**EXERCISE GOAL:** Reading through the lines below, count those that include the string "icon"; the answer is that number and nothing else.

BEGIN ENTRIES SUPPLIED

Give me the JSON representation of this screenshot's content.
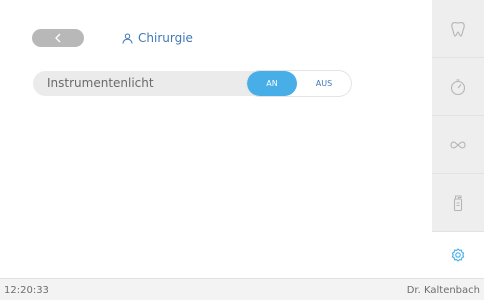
{
  "header": {
    "back_icon": "chevron-left-icon",
    "profile_icon": "person-icon",
    "profile_label": "Chirurgie"
  },
  "settings": {
    "instrument_light_label": "Instrumentenlicht",
    "toggle_on_label": "AN",
    "toggle_off_label": "AUS",
    "selected": "AN"
  },
  "sidebar": {
    "items": [
      {
        "icon": "tooth-icon"
      },
      {
        "icon": "timer-icon"
      },
      {
        "icon": "link-icon"
      },
      {
        "icon": "spray-bottle-icon"
      },
      {
        "icon": "gear-icon",
        "active": true
      }
    ]
  },
  "statusbar": {
    "time": "12:20:33",
    "user": "Dr. Kaltenbach"
  },
  "colors": {
    "accent": "#47aee8",
    "link": "#3f78b6",
    "sidebar_bg": "#eeeeee"
  }
}
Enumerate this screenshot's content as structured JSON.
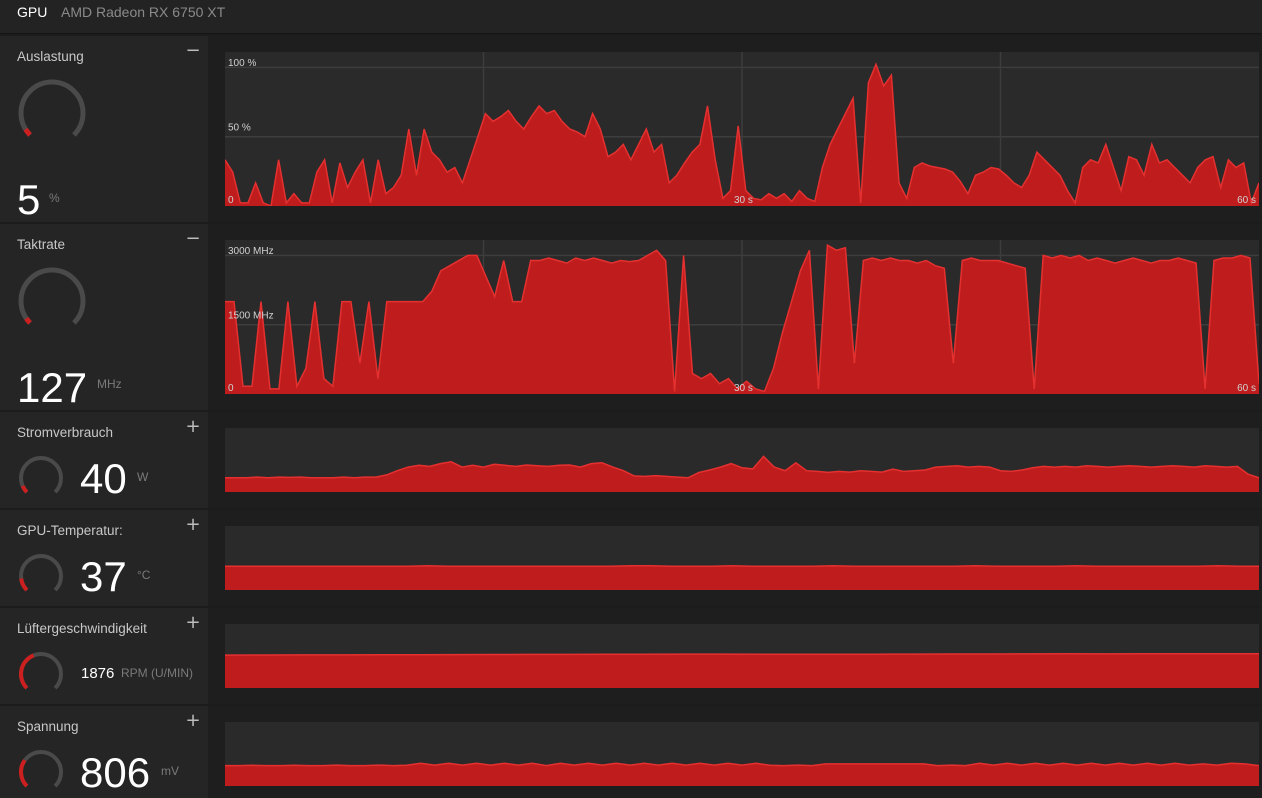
{
  "header": {
    "tab": "GPU",
    "model": "AMD Radeon RX 6750 XT"
  },
  "colors": {
    "accent": "#cc1f1f",
    "fill": "#bf1d1d",
    "line": "#e53030",
    "gauge_track": "#4a4a4a"
  },
  "panels": [
    {
      "key": "util",
      "title": "Auslastung",
      "toggle": "−",
      "value": "5",
      "unit": "%",
      "gauge_fraction": 0.05,
      "axis": {
        "top": "100 %",
        "mid": "50 %",
        "zero": "0",
        "t30": "30 s",
        "t60": "60 s"
      },
      "max": 100,
      "series": [
        30,
        22,
        2,
        2,
        15,
        2,
        0,
        30,
        2,
        8,
        2,
        2,
        22,
        30,
        2,
        28,
        12,
        22,
        30,
        2,
        30,
        8,
        12,
        20,
        50,
        20,
        50,
        35,
        30,
        22,
        25,
        15,
        30,
        45,
        60,
        55,
        58,
        62,
        55,
        50,
        58,
        65,
        60,
        62,
        55,
        50,
        48,
        45,
        60,
        50,
        32,
        35,
        40,
        30,
        40,
        50,
        35,
        40,
        15,
        20,
        28,
        35,
        40,
        65,
        30,
        5,
        10,
        52,
        10,
        5,
        4,
        8,
        5,
        8,
        3,
        10,
        5,
        3,
        25,
        40,
        50,
        60,
        70,
        2,
        80,
        92,
        78,
        85,
        15,
        5,
        25,
        28,
        26,
        25,
        24,
        22,
        16,
        8,
        20,
        22,
        25,
        24,
        20,
        15,
        12,
        20,
        35,
        30,
        25,
        20,
        10,
        2,
        25,
        30,
        28,
        40,
        25,
        10,
        32,
        30,
        20,
        40,
        28,
        30,
        25,
        20,
        15,
        25,
        30,
        32,
        12,
        30,
        25,
        28,
        2,
        15
      ],
      "vlines": [
        0.25,
        0.5,
        0.75
      ],
      "hlines": [
        0.55,
        0.1
      ]
    },
    {
      "key": "clock",
      "title": "Taktrate",
      "toggle": "−",
      "value": "127",
      "unit": "MHz",
      "gauge_fraction": 0.04,
      "axis": {
        "top": "3000 MHz",
        "mid": "1500 MHz",
        "zero": "0",
        "t30": "30 s",
        "t60": "60 s"
      },
      "max": 3000,
      "series": [
        1800,
        1800,
        150,
        150,
        1800,
        100,
        100,
        1800,
        150,
        500,
        1800,
        300,
        150,
        1800,
        1800,
        600,
        1800,
        300,
        1800,
        1800,
        1800,
        1800,
        1800,
        2000,
        2400,
        2500,
        2600,
        2700,
        2700,
        2300,
        1900,
        2600,
        1800,
        1800,
        2600,
        2600,
        2650,
        2600,
        2550,
        2650,
        2600,
        2650,
        2600,
        2550,
        2600,
        2580,
        2600,
        2700,
        2800,
        2600,
        50,
        2700,
        400,
        300,
        400,
        200,
        300,
        100,
        250,
        100,
        50,
        500,
        1200,
        1800,
        2400,
        2800,
        100,
        2900,
        2800,
        2850,
        600,
        2600,
        2650,
        2600,
        2650,
        2600,
        2600,
        2550,
        2600,
        2500,
        2450,
        600,
        2600,
        2650,
        2600,
        2600,
        2600,
        2550,
        2500,
        2450,
        100,
        2700,
        2650,
        2700,
        2650,
        2700,
        2600,
        2650,
        2600,
        2550,
        2600,
        2650,
        2600,
        2550,
        2600,
        2600,
        2650,
        2600,
        2550,
        100,
        2600,
        2650,
        2650,
        2700,
        2650,
        200
      ],
      "vlines": [
        0.25,
        0.5,
        0.75
      ],
      "hlines": [
        0.55,
        0.1
      ]
    },
    {
      "key": "power",
      "title": "Stromverbrauch",
      "toggle": "+",
      "value": "40",
      "unit": "W",
      "gauge_fraction": 0.08,
      "max": 180,
      "series": [
        40,
        40,
        40,
        42,
        40,
        42,
        41,
        42,
        40,
        40,
        40,
        42,
        40,
        42,
        42,
        48,
        60,
        70,
        75,
        72,
        80,
        85,
        70,
        75,
        70,
        78,
        75,
        72,
        76,
        74,
        72,
        75,
        76,
        70,
        80,
        82,
        70,
        60,
        45,
        44,
        46,
        44,
        42,
        40,
        55,
        62,
        70,
        80,
        68,
        65,
        100,
        70,
        60,
        82,
        60,
        58,
        55,
        58,
        56,
        60,
        58,
        56,
        64,
        58,
        60,
        62,
        70,
        72,
        74,
        70,
        72,
        70,
        60,
        58,
        62,
        68,
        72,
        70,
        72,
        70,
        74,
        72,
        70,
        72,
        74,
        72,
        70,
        72,
        74,
        72,
        70,
        74,
        72,
        70,
        72,
        50,
        40
      ],
      "vlines": [],
      "hlines": []
    },
    {
      "key": "temp",
      "title": "GPU-Temperatur:",
      "toggle": "+",
      "value": "37",
      "unit": "°C",
      "gauge_fraction": 0.14,
      "max": 100,
      "series": [
        37,
        37,
        37,
        37,
        37,
        37,
        37,
        37,
        37,
        37,
        38,
        37,
        37,
        37,
        37,
        37,
        37,
        37,
        37,
        37,
        38,
        38,
        37,
        37,
        37,
        38,
        37,
        37,
        37,
        37,
        38,
        37,
        37,
        37,
        37,
        37,
        37,
        38,
        37,
        37,
        37,
        37,
        38,
        37,
        37,
        37,
        37,
        37,
        37,
        38,
        37,
        37
      ],
      "vlines": [],
      "hlines": []
    },
    {
      "key": "fan",
      "title": "Lüftergeschwindigkeit",
      "toggle": "+",
      "value": "1876",
      "unit": "RPM (U/MIN)",
      "gauge_fraction": 0.42,
      "max": 3500,
      "series": [
        1800,
        1805,
        1810,
        1812,
        1815,
        1820,
        1825,
        1830,
        1835,
        1840,
        1845,
        1850,
        1852,
        1855,
        1850,
        1848,
        1845,
        1850,
        1855,
        1860,
        1862,
        1865,
        1868,
        1866,
        1870,
        1872,
        1874,
        1876
      ],
      "vlines": [],
      "hlines": []
    },
    {
      "key": "voltage",
      "title": "Spannung",
      "toggle": "+",
      "value": "806",
      "unit": "mV",
      "gauge_fraction": 0.3,
      "max": 2200,
      "series": [
        700,
        700,
        710,
        700,
        700,
        710,
        700,
        700,
        720,
        700,
        700,
        720,
        700,
        710,
        780,
        720,
        780,
        720,
        780,
        720,
        780,
        720,
        780,
        700,
        780,
        720,
        780,
        720,
        780,
        720,
        780,
        720,
        780,
        720,
        780,
        720,
        780,
        720,
        780,
        710,
        700,
        720,
        700,
        760,
        760,
        760,
        760,
        760,
        760,
        760,
        760,
        700,
        720,
        700,
        780,
        720,
        780,
        720,
        780,
        720,
        780,
        720,
        780,
        720,
        780,
        720,
        780,
        720,
        780,
        720,
        760,
        720,
        780,
        760,
        700
      ],
      "vlines": [],
      "hlines": []
    }
  ]
}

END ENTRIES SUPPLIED

**ANSWER TO THIS TASK:** 7